Finding a Job in Germany

Other students wish to find a job in Germany. Many universities and Fachhochschulen in Berlin have career service offices that provide valuable information and workshops to assist students with their search for employment.

Students from European Union or European Economic Area countries and Switzerland may work in Germany without a work permit and do not need approval from the Federal Employment Agency to become employed in Germany. The European Employment Service (EURES) is a job mobility portal that provides information, advice, and job placement services for job seekers and employers of the European labor market. You can search in their online database for job offers in Germany and the other 28 EU and EEA countries. Germany’s Federal Employment Agency also has a EuropeService that is linked with the EURES network and that offers additional information on work and training opportunities in Germany, the rest of Europe, and worldwide.

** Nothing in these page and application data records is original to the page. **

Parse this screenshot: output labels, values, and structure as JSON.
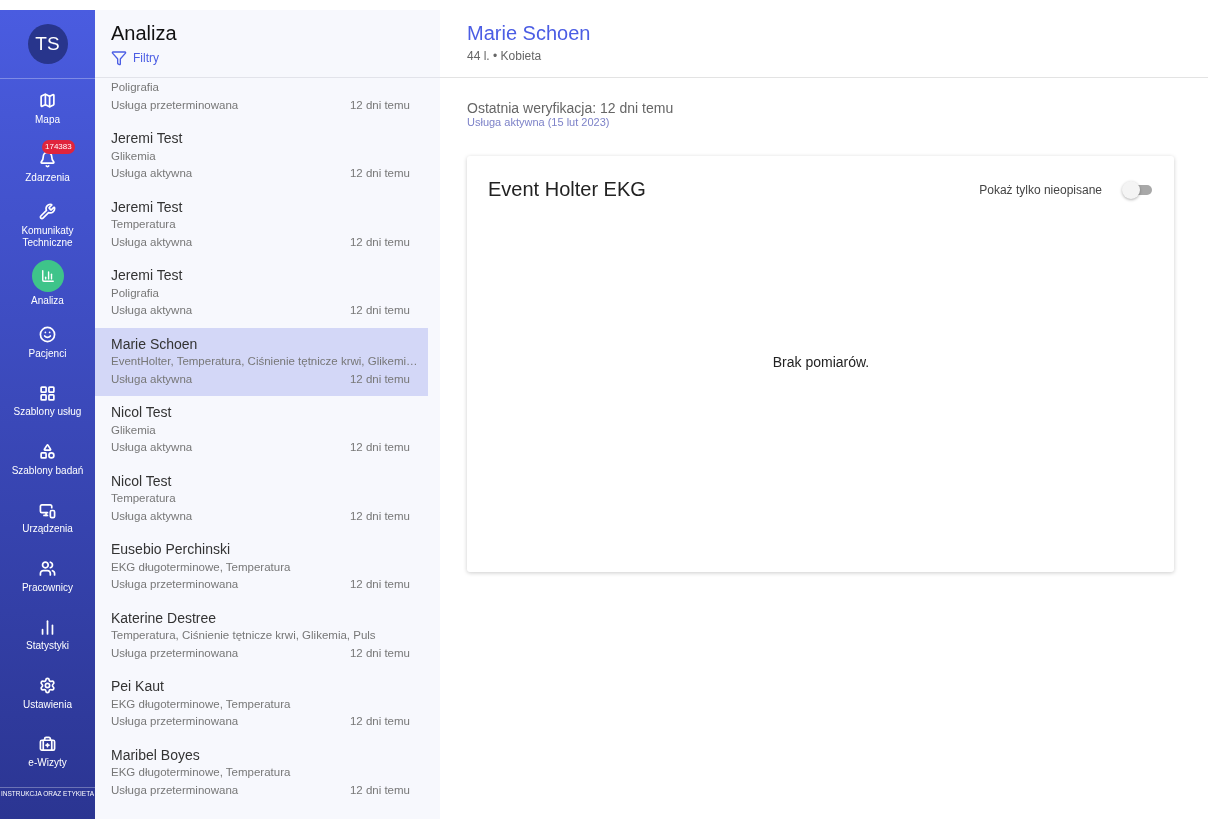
{
  "sidebar": {
    "avatar": "TS",
    "items": [
      {
        "kind": "map",
        "label": "Mapa",
        "selected": false
      },
      {
        "kind": "bell",
        "label": "Zdarzenia",
        "selected": false,
        "badge": "174383"
      },
      {
        "kind": "wrench",
        "label": "Komunikaty Techniczne",
        "selected": false
      },
      {
        "kind": "chart",
        "label": "Analiza",
        "selected": true
      },
      {
        "kind": "face",
        "label": "Pacjenci",
        "selected": false
      },
      {
        "kind": "grid",
        "label": "Szablony usług",
        "selected": false
      },
      {
        "kind": "shapes",
        "label": "Szablony badań",
        "selected": false
      },
      {
        "kind": "devices",
        "label": "Urządzenia",
        "selected": false
      },
      {
        "kind": "people",
        "label": "Pracownicy",
        "selected": false
      },
      {
        "kind": "stats",
        "label": "Statystyki",
        "selected": false
      },
      {
        "kind": "gear",
        "label": "Ustawienia",
        "selected": false
      },
      {
        "kind": "medkit",
        "label": "e-Wizyty",
        "selected": false
      }
    ],
    "footer": "INSTRUKCJA ORAZ ETYKIETA"
  },
  "list": {
    "title": "Analiza",
    "filter": "Filtry",
    "rows": [
      {
        "services": "Poligrafia",
        "status": "Usługa przeterminowana",
        "time": "12 dni temu",
        "selected": false
      },
      {
        "name": "Jeremi Test",
        "services": "Glikemia",
        "status": "Usługa aktywna",
        "time": "12 dni temu",
        "selected": false
      },
      {
        "name": "Jeremi Test",
        "services": "Temperatura",
        "status": "Usługa aktywna",
        "time": "12 dni temu",
        "selected": false
      },
      {
        "name": "Jeremi Test",
        "services": "Poligrafia",
        "status": "Usługa aktywna",
        "time": "12 dni temu",
        "selected": false
      },
      {
        "name": "Marie Schoen",
        "services": "EventHolter, Temperatura, Ciśnienie tętnicze krwi, Glikemi…",
        "status": "Usługa aktywna",
        "time": "12 dni temu",
        "selected": true
      },
      {
        "name": "Nicol Test",
        "services": "Glikemia",
        "status": "Usługa aktywna",
        "time": "12 dni temu",
        "selected": false
      },
      {
        "name": "Nicol Test",
        "services": "Temperatura",
        "status": "Usługa aktywna",
        "time": "12 dni temu",
        "selected": false
      },
      {
        "name": "Eusebio Perchinski",
        "services": "EKG długoterminowe, Temperatura",
        "status": "Usługa przeterminowana",
        "time": "12 dni temu",
        "selected": false
      },
      {
        "name": "Katerine Destree",
        "services": "Temperatura, Ciśnienie tętnicze krwi, Glikemia, Puls",
        "status": "Usługa przeterminowana",
        "time": "12 dni temu",
        "selected": false
      },
      {
        "name": "Pei Kaut",
        "services": "EKG długoterminowe, Temperatura",
        "status": "Usługa przeterminowana",
        "time": "12 dni temu",
        "selected": false
      },
      {
        "name": "Maribel Boyes",
        "services": "EKG długoterminowe, Temperatura",
        "status": "Usługa przeterminowana",
        "time": "12 dni temu",
        "selected": false
      }
    ]
  },
  "patient": {
    "name": "Marie Schoen",
    "details": "44 l. • Kobieta",
    "verification": "Ostatnia weryfikacja: 12 dni temu",
    "service": "Usługa aktywna (15 lut 2023)"
  },
  "card": {
    "title": "Event Holter EKG",
    "toggle": {
      "label": "Pokaż tylko nieopisane",
      "on": false
    },
    "empty": "Brak pomiarów."
  }
}
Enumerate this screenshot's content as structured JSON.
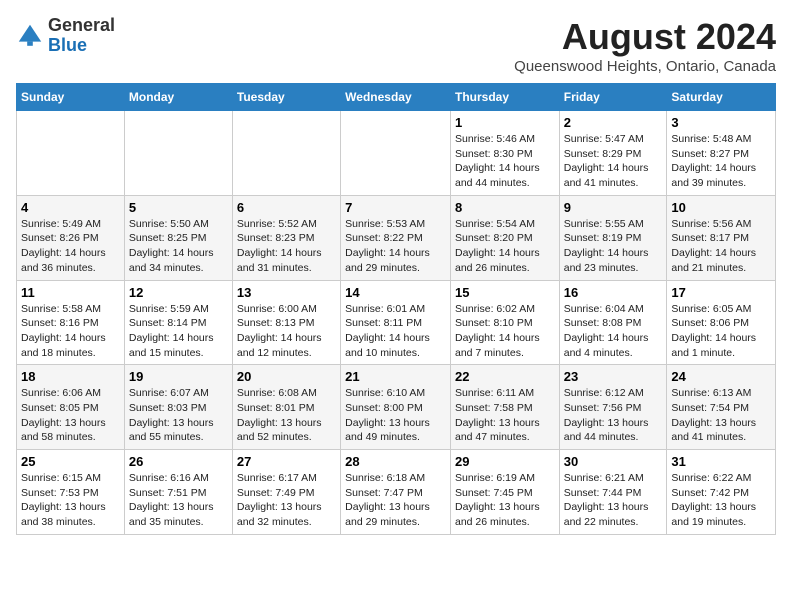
{
  "header": {
    "logo_general": "General",
    "logo_blue": "Blue",
    "month_year": "August 2024",
    "location": "Queenswood Heights, Ontario, Canada"
  },
  "weekdays": [
    "Sunday",
    "Monday",
    "Tuesday",
    "Wednesday",
    "Thursday",
    "Friday",
    "Saturday"
  ],
  "weeks": [
    [
      {
        "day": "",
        "info": ""
      },
      {
        "day": "",
        "info": ""
      },
      {
        "day": "",
        "info": ""
      },
      {
        "day": "",
        "info": ""
      },
      {
        "day": "1",
        "info": "Sunrise: 5:46 AM\nSunset: 8:30 PM\nDaylight: 14 hours\nand 44 minutes."
      },
      {
        "day": "2",
        "info": "Sunrise: 5:47 AM\nSunset: 8:29 PM\nDaylight: 14 hours\nand 41 minutes."
      },
      {
        "day": "3",
        "info": "Sunrise: 5:48 AM\nSunset: 8:27 PM\nDaylight: 14 hours\nand 39 minutes."
      }
    ],
    [
      {
        "day": "4",
        "info": "Sunrise: 5:49 AM\nSunset: 8:26 PM\nDaylight: 14 hours\nand 36 minutes."
      },
      {
        "day": "5",
        "info": "Sunrise: 5:50 AM\nSunset: 8:25 PM\nDaylight: 14 hours\nand 34 minutes."
      },
      {
        "day": "6",
        "info": "Sunrise: 5:52 AM\nSunset: 8:23 PM\nDaylight: 14 hours\nand 31 minutes."
      },
      {
        "day": "7",
        "info": "Sunrise: 5:53 AM\nSunset: 8:22 PM\nDaylight: 14 hours\nand 29 minutes."
      },
      {
        "day": "8",
        "info": "Sunrise: 5:54 AM\nSunset: 8:20 PM\nDaylight: 14 hours\nand 26 minutes."
      },
      {
        "day": "9",
        "info": "Sunrise: 5:55 AM\nSunset: 8:19 PM\nDaylight: 14 hours\nand 23 minutes."
      },
      {
        "day": "10",
        "info": "Sunrise: 5:56 AM\nSunset: 8:17 PM\nDaylight: 14 hours\nand 21 minutes."
      }
    ],
    [
      {
        "day": "11",
        "info": "Sunrise: 5:58 AM\nSunset: 8:16 PM\nDaylight: 14 hours\nand 18 minutes."
      },
      {
        "day": "12",
        "info": "Sunrise: 5:59 AM\nSunset: 8:14 PM\nDaylight: 14 hours\nand 15 minutes."
      },
      {
        "day": "13",
        "info": "Sunrise: 6:00 AM\nSunset: 8:13 PM\nDaylight: 14 hours\nand 12 minutes."
      },
      {
        "day": "14",
        "info": "Sunrise: 6:01 AM\nSunset: 8:11 PM\nDaylight: 14 hours\nand 10 minutes."
      },
      {
        "day": "15",
        "info": "Sunrise: 6:02 AM\nSunset: 8:10 PM\nDaylight: 14 hours\nand 7 minutes."
      },
      {
        "day": "16",
        "info": "Sunrise: 6:04 AM\nSunset: 8:08 PM\nDaylight: 14 hours\nand 4 minutes."
      },
      {
        "day": "17",
        "info": "Sunrise: 6:05 AM\nSunset: 8:06 PM\nDaylight: 14 hours\nand 1 minute."
      }
    ],
    [
      {
        "day": "18",
        "info": "Sunrise: 6:06 AM\nSunset: 8:05 PM\nDaylight: 13 hours\nand 58 minutes."
      },
      {
        "day": "19",
        "info": "Sunrise: 6:07 AM\nSunset: 8:03 PM\nDaylight: 13 hours\nand 55 minutes."
      },
      {
        "day": "20",
        "info": "Sunrise: 6:08 AM\nSunset: 8:01 PM\nDaylight: 13 hours\nand 52 minutes."
      },
      {
        "day": "21",
        "info": "Sunrise: 6:10 AM\nSunset: 8:00 PM\nDaylight: 13 hours\nand 49 minutes."
      },
      {
        "day": "22",
        "info": "Sunrise: 6:11 AM\nSunset: 7:58 PM\nDaylight: 13 hours\nand 47 minutes."
      },
      {
        "day": "23",
        "info": "Sunrise: 6:12 AM\nSunset: 7:56 PM\nDaylight: 13 hours\nand 44 minutes."
      },
      {
        "day": "24",
        "info": "Sunrise: 6:13 AM\nSunset: 7:54 PM\nDaylight: 13 hours\nand 41 minutes."
      }
    ],
    [
      {
        "day": "25",
        "info": "Sunrise: 6:15 AM\nSunset: 7:53 PM\nDaylight: 13 hours\nand 38 minutes."
      },
      {
        "day": "26",
        "info": "Sunrise: 6:16 AM\nSunset: 7:51 PM\nDaylight: 13 hours\nand 35 minutes."
      },
      {
        "day": "27",
        "info": "Sunrise: 6:17 AM\nSunset: 7:49 PM\nDaylight: 13 hours\nand 32 minutes."
      },
      {
        "day": "28",
        "info": "Sunrise: 6:18 AM\nSunset: 7:47 PM\nDaylight: 13 hours\nand 29 minutes."
      },
      {
        "day": "29",
        "info": "Sunrise: 6:19 AM\nSunset: 7:45 PM\nDaylight: 13 hours\nand 26 minutes."
      },
      {
        "day": "30",
        "info": "Sunrise: 6:21 AM\nSunset: 7:44 PM\nDaylight: 13 hours\nand 22 minutes."
      },
      {
        "day": "31",
        "info": "Sunrise: 6:22 AM\nSunset: 7:42 PM\nDaylight: 13 hours\nand 19 minutes."
      }
    ]
  ]
}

If you are a student from a Non-EU/EAA country and have successfully completed your studies, you may extend your residence permit in Germany for an additional one year for the purpose of seeking employment. You can apply for this extension at the Foreigner Registration Office (Ausländerbehörde). You must be able to prove that you have adequate financial resources in order to support yourself while you search for a job.

In addition, during this one-year extension period, you still have the right to work 120 full days or 240 half days without a work permit.

Please note

Upon completing your studies, your residence permit as a student is no longer valid, regardless of whether the permit was designated for a longer period of time. Without extending your residence permit, you cannot legally stay in Germany.

The majority of employment positions offered to non-EU/EAA citizens must be approved by the Federal Employment Agency. This applies to side jobs and temporary positions as well. Approval, on the other hand, is not needed for employment in the science, research, and development fields.

The Central Placement Office (ZAV) is the service of the Federal Employment Agency in Germany that places Germans in jobs abroad and international persons in jobs in Germany. The ZAV works with employment agencies thoughout Germany as well as with each Federal State’s employment administration.

You can search for current employment opportunities in Germany here, through the Federal Employment Agency’s website. In addition, various local and national newspapers, such as the Berliner Zeitung, Berliner Morgenpost, the Tagesspiegel and Die Zeit as well as and the city magazines Zitty and Tip, post job offers in Berlin and nationwide.

Further detailed information about laws and regulations pertaining to international job seekers in Germany is available from the Federal Employment Agency and the Federal Foreign Office.